Christopher Shipman is the author of Keats is Not the Problem (Lavender Ink), co-authored with Brett Evans, and The Movie My Murderer Makes Season II (The Cupboard). Shipman’s work appears in journals such as Cimarron Review, PANK, Pedestal, Plume, Salt Hill, So and So, Spork Press, and TENDERLOIN, among many others. His poem, "The Three-Year Crossing," was a winner of the 2015 Motionpoems Big Bridges prize, judged by Alice Quinn. A Ship on the Line (2015), co-authored with Vincent Cellucci, was a finalist for the Eric Hoffer Award. Shipman lives in Greensboro, North Carolina, where he teaches literature at New Garden Friends School and dances to the Boss with his four-year-old daughter on his shoulders. He recommends Sandy Hook Promise.
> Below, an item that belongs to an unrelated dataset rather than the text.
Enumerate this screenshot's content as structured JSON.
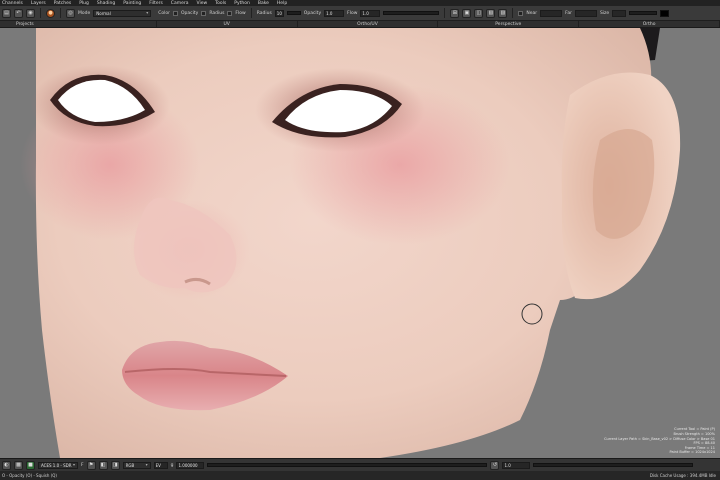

Whenever I wake from a bad dream, my murderer gives me homework. He’s there waiting. Not at the edge of the bed, as one might assume, with a hand resting calmly on my back, but sitting alone in the dim light of the kitchen.
I wonder if what I’m seeing is only my silence
my little silent laugh my little look-around
at the forest of faces growing new faces a long line
of faces and now the old white guy is busy
filling out his form hunched over all his words